Problem:
A single figure is the whole answer: the number of lines in the entries that contain "JSON".

--- Given records ---

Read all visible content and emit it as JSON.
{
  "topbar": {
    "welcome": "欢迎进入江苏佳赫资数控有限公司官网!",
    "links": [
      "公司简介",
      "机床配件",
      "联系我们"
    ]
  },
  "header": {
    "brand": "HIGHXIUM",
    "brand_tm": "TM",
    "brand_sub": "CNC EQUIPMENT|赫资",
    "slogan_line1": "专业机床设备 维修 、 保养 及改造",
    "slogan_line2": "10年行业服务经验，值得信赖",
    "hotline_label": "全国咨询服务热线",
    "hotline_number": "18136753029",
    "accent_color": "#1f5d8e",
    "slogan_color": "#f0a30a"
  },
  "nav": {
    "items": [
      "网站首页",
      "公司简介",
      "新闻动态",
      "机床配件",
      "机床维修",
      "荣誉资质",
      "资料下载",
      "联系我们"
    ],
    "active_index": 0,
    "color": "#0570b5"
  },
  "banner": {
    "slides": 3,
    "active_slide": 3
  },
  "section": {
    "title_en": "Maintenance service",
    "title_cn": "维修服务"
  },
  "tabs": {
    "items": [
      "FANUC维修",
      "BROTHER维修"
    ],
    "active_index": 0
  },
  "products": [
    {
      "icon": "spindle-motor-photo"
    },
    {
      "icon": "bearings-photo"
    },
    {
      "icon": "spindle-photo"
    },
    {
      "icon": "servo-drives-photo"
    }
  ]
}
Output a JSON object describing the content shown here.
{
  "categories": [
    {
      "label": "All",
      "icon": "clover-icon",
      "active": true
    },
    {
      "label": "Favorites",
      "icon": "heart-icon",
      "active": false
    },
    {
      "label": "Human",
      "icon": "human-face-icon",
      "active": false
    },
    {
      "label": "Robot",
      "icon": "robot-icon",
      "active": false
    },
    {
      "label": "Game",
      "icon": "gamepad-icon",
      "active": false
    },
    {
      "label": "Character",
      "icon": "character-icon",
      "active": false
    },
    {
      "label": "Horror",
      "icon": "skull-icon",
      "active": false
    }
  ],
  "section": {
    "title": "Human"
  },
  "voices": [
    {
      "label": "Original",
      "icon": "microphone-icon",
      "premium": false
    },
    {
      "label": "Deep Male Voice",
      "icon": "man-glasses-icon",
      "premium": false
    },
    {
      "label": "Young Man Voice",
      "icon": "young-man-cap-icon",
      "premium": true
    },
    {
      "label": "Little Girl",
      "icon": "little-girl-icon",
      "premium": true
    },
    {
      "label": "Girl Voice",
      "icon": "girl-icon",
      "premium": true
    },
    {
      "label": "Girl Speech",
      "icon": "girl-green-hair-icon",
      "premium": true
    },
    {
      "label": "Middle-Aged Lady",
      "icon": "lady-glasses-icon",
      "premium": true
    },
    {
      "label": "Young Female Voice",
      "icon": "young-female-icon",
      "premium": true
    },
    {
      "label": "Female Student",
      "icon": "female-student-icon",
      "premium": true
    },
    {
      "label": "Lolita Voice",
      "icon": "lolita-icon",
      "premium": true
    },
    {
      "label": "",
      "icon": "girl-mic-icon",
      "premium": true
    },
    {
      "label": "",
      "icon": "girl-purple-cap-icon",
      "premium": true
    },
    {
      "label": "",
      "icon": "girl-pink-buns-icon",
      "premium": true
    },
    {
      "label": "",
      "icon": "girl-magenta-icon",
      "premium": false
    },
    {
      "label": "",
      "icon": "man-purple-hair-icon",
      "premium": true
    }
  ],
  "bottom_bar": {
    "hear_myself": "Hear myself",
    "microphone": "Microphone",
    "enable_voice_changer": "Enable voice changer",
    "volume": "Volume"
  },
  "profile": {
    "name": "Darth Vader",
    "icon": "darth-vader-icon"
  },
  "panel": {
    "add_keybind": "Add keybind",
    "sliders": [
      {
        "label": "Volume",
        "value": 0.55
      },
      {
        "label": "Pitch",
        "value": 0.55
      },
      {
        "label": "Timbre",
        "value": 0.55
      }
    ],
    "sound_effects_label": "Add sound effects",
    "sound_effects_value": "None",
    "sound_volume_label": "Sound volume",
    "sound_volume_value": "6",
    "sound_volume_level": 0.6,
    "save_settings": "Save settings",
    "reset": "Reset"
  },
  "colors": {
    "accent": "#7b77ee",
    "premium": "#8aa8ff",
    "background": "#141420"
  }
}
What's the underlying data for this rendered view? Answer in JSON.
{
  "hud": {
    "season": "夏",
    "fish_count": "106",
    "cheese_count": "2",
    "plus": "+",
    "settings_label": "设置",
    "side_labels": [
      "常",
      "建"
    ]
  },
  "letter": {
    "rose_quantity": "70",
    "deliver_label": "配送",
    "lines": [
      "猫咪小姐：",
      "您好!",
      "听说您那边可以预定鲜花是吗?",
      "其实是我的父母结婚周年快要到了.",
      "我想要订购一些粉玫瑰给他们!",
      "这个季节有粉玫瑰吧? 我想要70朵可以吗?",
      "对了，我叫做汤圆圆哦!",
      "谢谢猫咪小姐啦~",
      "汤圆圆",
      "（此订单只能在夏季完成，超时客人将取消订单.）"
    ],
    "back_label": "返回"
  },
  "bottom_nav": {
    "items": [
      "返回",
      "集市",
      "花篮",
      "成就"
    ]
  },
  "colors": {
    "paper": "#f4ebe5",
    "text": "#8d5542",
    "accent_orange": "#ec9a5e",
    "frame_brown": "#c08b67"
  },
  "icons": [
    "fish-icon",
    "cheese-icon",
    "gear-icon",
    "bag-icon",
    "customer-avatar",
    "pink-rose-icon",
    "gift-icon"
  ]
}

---

Answer to the exercise:
3